• [Extracted data]:
================================

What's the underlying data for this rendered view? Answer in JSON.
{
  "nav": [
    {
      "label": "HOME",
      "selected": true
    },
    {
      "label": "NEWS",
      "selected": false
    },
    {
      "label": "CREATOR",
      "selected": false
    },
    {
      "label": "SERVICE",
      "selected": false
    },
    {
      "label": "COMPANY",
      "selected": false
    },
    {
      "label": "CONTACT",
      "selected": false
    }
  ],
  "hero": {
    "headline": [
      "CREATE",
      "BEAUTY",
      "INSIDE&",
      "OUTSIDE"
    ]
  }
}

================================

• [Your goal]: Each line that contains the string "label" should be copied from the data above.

• [Exercise result]:
      "label": "HOME",
      "label": "NEWS",
      "label": "CREATOR",
      "label": "SERVICE",
      "label": "COMPANY",
      "label": "CONTACT",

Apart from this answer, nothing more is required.